- Opening Delimiter -

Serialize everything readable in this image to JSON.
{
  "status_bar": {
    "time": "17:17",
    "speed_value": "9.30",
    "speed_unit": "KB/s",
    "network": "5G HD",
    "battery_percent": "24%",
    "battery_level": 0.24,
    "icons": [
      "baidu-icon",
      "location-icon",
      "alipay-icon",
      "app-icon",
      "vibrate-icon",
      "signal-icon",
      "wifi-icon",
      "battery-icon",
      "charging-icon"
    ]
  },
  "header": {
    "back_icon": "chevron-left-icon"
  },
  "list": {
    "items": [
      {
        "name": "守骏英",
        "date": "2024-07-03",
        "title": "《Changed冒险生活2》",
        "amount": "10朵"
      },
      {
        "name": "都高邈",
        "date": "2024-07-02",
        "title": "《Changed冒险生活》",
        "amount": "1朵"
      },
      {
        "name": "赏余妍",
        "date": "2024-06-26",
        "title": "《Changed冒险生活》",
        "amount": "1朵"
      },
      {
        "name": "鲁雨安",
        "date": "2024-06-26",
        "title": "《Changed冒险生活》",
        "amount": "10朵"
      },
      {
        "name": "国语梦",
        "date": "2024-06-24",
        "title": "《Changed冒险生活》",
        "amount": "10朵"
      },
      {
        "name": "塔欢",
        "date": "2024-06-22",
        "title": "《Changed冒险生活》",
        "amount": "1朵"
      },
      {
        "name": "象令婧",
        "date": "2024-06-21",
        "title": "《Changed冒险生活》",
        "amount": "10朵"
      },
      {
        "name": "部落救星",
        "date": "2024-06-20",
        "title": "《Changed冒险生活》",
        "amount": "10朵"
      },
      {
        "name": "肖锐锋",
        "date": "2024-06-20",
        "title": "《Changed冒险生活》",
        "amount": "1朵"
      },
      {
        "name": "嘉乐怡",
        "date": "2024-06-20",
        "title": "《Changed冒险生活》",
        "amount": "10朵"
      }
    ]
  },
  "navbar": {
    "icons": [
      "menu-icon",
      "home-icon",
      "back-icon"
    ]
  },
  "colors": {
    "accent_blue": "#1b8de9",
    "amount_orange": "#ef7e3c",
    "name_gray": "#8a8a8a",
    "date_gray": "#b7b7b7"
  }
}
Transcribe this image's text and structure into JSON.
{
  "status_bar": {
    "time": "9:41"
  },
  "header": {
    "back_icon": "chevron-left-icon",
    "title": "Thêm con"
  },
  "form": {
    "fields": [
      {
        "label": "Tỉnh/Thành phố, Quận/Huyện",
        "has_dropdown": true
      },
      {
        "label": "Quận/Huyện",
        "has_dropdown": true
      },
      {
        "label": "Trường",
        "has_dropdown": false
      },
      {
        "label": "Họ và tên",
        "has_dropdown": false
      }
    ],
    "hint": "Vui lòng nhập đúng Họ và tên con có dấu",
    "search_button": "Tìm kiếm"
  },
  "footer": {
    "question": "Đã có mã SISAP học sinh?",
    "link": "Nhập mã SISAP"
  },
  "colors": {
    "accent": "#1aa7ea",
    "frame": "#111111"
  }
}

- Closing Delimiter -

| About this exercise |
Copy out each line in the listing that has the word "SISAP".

| Exercise result |
    "question": "Đã có mã SISAP học sinh?",
    "link": "Nhập mã SISAP"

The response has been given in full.